More than 3½ years after Hurricane Ike, a high-ranking federal housing official and Mayor Annise Parker announced Wednesday that $151 million in federal disaster relief money is on the way to four areas of Houston to rebuild or repair homes and apartments.
“It’s about time we get this taken care of,” Parker said. “Because of the enormous devastation caused by Hurricane Ike, there’s still too many Houstonians and whole neighborhoods that are reeling from the impact.”
Houston housing officials scattered the previous $87 million in Ike housing money from the U.S. Department of Housing and Urban Development across the city. This time, they have chosen to channel the money to Acres Homes, Independence Heights, a northeast Houston crescent centered around the Fifth Ward, and Sunnyside/South Park/South Union in hopes of contributing to neighborhood redevelopment, as well as fixing individual homes.
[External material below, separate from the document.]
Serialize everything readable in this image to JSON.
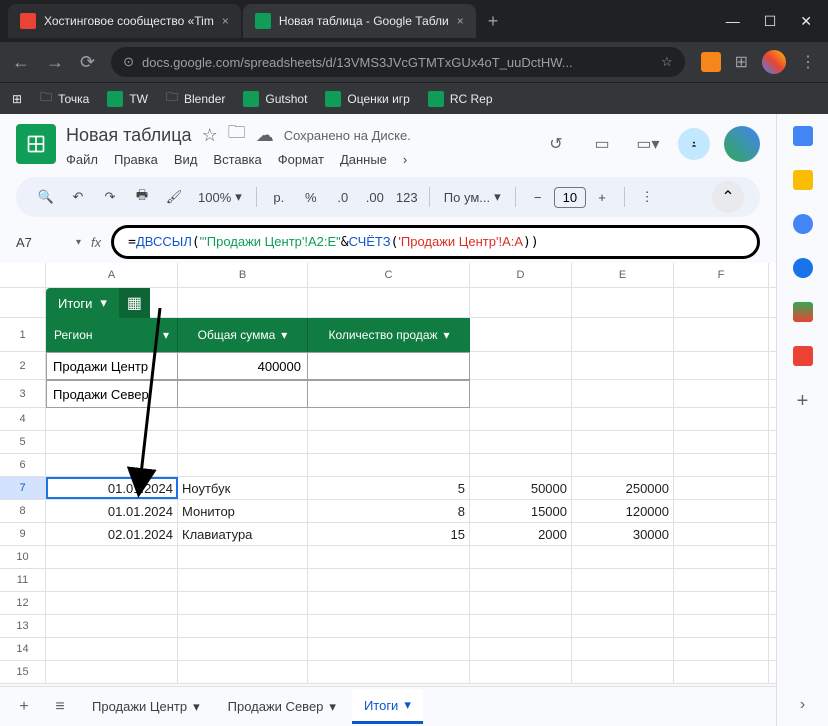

Residents of those neighborhoods, assembled under the aegis of the Texas Organizing Project (TOP), which advocates for low-income people, have protested at City Hall about the pace of relief.
The federal money was allocated to the state.
“The state has been slow on that (passing the money to Houston) in the past,” said Mercedes Marquez, a HUD assistant secretary who attended the announcement. She said, though, that since last summer, when the state put the General Land Office in charge of Ike funding, the pace has “dramatically improved.”
Here’s the Mayor’s press release about this. The way that federal funds for Ike recovery have been disbursed has been controversial from the beginning. Here’s a Houston Tomorrow story from January 2010 that gives some of the details. I don’t want to look back at all that, I want to look forward, and when I do what I see is a tremendous opportunity for the city to help revitalize some historic neighborhoods that really need the help. I hope infrastructure improvements, whether through these funds or through the startup of Rebuild Houston, are a major component. In addition to contributing to the real estate recovery in Houston, if we do this right we can make some low-cost and underpopulated parts of town more attractive to developers, and thus draw people looking for housing closer in and inside city limits instead of the far-flung suburbs. There’s so much potential for good here, but job one is helping out the residents in these neighborhoods who have waited far too long for the assistance they’ve been owed. Let’s take care of them and go from there.